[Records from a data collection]

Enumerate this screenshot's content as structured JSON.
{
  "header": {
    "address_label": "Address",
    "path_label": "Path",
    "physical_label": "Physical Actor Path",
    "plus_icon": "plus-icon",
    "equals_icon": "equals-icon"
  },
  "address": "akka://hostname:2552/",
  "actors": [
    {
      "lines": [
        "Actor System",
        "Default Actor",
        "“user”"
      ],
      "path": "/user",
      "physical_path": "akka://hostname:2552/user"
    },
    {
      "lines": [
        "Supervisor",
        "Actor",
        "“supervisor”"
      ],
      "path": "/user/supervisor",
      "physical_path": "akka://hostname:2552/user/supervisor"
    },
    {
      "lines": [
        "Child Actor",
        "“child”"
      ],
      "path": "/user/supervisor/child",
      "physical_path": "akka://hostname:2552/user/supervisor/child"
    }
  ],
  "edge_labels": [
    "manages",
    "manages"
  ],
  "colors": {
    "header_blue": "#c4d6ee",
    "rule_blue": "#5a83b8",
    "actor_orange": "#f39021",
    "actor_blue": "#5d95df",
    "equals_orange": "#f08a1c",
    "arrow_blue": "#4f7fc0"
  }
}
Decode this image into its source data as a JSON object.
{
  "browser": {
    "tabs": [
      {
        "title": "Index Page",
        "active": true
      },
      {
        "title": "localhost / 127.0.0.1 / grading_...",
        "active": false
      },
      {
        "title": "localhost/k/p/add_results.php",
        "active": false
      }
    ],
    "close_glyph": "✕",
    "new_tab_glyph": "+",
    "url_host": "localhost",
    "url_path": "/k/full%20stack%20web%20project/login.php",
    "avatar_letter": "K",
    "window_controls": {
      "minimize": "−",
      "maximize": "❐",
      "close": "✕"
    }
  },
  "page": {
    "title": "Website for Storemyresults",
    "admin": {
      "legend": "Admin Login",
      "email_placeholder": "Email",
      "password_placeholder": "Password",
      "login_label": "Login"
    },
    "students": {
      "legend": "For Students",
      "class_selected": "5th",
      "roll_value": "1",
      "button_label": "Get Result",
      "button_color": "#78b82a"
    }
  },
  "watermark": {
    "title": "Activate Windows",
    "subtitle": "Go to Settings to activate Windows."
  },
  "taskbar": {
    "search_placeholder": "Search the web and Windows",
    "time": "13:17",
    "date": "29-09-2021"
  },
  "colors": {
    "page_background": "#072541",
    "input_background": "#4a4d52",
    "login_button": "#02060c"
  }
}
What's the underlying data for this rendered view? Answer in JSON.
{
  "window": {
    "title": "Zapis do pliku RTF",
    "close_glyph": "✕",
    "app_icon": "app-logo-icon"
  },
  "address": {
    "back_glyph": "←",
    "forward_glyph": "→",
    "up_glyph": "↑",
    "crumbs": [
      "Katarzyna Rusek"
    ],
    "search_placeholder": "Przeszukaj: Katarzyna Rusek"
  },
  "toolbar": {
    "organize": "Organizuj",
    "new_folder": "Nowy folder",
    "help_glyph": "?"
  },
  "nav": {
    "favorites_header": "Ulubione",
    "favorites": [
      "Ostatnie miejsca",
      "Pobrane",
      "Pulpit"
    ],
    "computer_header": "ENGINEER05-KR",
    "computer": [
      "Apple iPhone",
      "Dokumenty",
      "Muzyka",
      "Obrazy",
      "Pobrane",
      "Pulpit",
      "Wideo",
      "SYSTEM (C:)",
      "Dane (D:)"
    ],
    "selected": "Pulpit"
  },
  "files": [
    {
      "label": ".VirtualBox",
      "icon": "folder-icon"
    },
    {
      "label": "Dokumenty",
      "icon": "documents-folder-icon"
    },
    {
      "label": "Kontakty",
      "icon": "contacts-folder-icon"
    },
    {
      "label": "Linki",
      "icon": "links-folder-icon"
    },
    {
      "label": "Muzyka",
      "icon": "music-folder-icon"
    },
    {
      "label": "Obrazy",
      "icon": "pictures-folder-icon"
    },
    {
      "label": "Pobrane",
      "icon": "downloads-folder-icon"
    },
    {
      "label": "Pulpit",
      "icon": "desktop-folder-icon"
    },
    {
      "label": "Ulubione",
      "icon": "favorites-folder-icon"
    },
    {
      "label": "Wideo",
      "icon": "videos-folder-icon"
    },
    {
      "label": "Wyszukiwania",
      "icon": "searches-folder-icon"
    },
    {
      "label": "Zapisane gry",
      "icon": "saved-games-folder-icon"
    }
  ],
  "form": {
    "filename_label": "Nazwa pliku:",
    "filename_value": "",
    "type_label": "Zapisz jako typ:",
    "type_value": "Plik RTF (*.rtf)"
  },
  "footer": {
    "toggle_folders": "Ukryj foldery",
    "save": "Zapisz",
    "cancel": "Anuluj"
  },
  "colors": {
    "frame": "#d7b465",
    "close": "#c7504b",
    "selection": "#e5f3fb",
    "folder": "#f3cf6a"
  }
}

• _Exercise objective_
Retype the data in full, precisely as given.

• _Written response_
Enumerate this screenshot's content as structured JSON.
{
  "header": {
    "address_label": "Address",
    "path_label": "Path",
    "physical_label": "Physical Actor Path",
    "plus_icon": "plus-icon",
    "equals_icon": "equals-icon"
  },
  "address": "akka://hostname:2552/",
  "actors": [
    {
      "lines": [
        "Actor System",
        "Default Actor",
        "“user”"
      ],
      "path": "/user",
      "physical_path": "akka://hostname:2552/user"
    },
    {
      "lines": [
        "Supervisor",
        "Actor",
        "“supervisor”"
      ],
      "path": "/user/supervisor",
      "physical_path": "akka://hostname:2552/user/supervisor"
    },
    {
      "lines": [
        "Child Actor",
        "“child”"
      ],
      "path": "/user/supervisor/child",
      "physical_path": "akka://hostname:2552/user/supervisor/child"
    }
  ],
  "edge_labels": [
    "manages",
    "manages"
  ],
  "colors": {
    "header_blue": "#c4d6ee",
    "rule_blue": "#5a83b8",
    "actor_orange": "#f39021",
    "actor_blue": "#5d95df",
    "equals_orange": "#f08a1c",
    "arrow_blue": "#4f7fc0"
  }
}
Decode this image into its source data as a JSON object.
{
  "browser": {
    "tabs": [
      {
        "title": "Index Page",
        "active": true
      },
      {
        "title": "localhost / 127.0.0.1 / grading_...",
        "active": false
      },
      {
        "title": "localhost/k/p/add_results.php",
        "active": false
      }
    ],
    "close_glyph": "✕",
    "new_tab_glyph": "+",
    "url_host": "localhost",
    "url_path": "/k/full%20stack%20web%20project/login.php",
    "avatar_letter": "K",
    "window_controls": {
      "minimize": "−",
      "maximize": "❐",
      "close": "✕"
    }
  },
  "page": {
    "title": "Website for Storemyresults",
    "admin": {
      "legend": "Admin Login",
      "email_placeholder": "Email",
      "password_placeholder": "Password",
      "login_label": "Login"
    },
    "students": {
      "legend": "For Students",
      "class_selected": "5th",
      "roll_value": "1",
      "button_label": "Get Result",
      "button_color": "#78b82a"
    }
  },
  "watermark": {
    "title": "Activate Windows",
    "subtitle": "Go to Settings to activate Windows."
  },
  "taskbar": {
    "search_placeholder": "Search the web and Windows",
    "time": "13:17",
    "date": "29-09-2021"
  },
  "colors": {
    "page_background": "#072541",
    "input_background": "#4a4d52",
    "login_button": "#02060c"
  }
}
What's the underlying data for this rendered view? Answer in JSON.
{
  "window": {
    "title": "Zapis do pliku RTF",
    "close_glyph": "✕",
    "app_icon": "app-logo-icon"
  },
  "address": {
    "back_glyph": "←",
    "forward_glyph": "→",
    "up_glyph": "↑",
    "crumbs": [
      "Katarzyna Rusek"
    ],
    "search_placeholder": "Przeszukaj: Katarzyna Rusek"
  },
  "toolbar": {
    "organize": "Organizuj",
    "new_folder": "Nowy folder",
    "help_glyph": "?"
  },
  "nav": {
    "favorites_header": "Ulubione",
    "favorites": [
      "Ostatnie miejsca",
      "Pobrane",
      "Pulpit"
    ],
    "computer_header": "ENGINEER05-KR",
    "computer": [
      "Apple iPhone",
      "Dokumenty",
      "Muzyka",
      "Obrazy",
      "Pobrane",
      "Pulpit",
      "Wideo",
      "SYSTEM (C:)",
      "Dane (D:)"
    ],
    "selected": "Pulpit"
  },
  "files": [
    {
      "label": ".VirtualBox",
      "icon": "folder-icon"
    },
    {
      "label": "Dokumenty",
      "icon": "documents-folder-icon"
    },
    {
      "label": "Kontakty",
      "icon": "contacts-folder-icon"
    },
    {
      "label": "Linki",
      "icon": "links-folder-icon"
    },
    {
      "label": "Muzyka",
      "icon": "music-folder-icon"
    },
    {
      "label": "Obrazy",
      "icon": "pictures-folder-icon"
    },
    {
      "label": "Pobrane",
      "icon": "downloads-folder-icon"
    },
    {
      "label": "Pulpit",
      "icon": "desktop-folder-icon"
    },
    {
      "label": "Ulubione",
      "icon": "favorites-folder-icon"
    },
    {
      "label": "Wideo",
      "icon": "videos-folder-icon"
    },
    {
      "label": "Wyszukiwania",
      "icon": "searches-folder-icon"
    },
    {
      "label": "Zapisane gry",
      "icon": "saved-games-folder-icon"
    }
  ],
  "form": {
    "filename_label": "Nazwa pliku:",
    "filename_value": "",
    "type_label": "Zapisz jako typ:",
    "type_value": "Plik RTF (*.rtf)"
  },
  "footer": {
    "toggle_folders": "Ukryj foldery",
    "save": "Zapisz",
    "cancel": "Anuluj"
  },
  "colors": {
    "frame": "#d7b465",
    "close": "#c7504b",
    "selection": "#e5f3fb",
    "folder": "#f3cf6a"
  }
}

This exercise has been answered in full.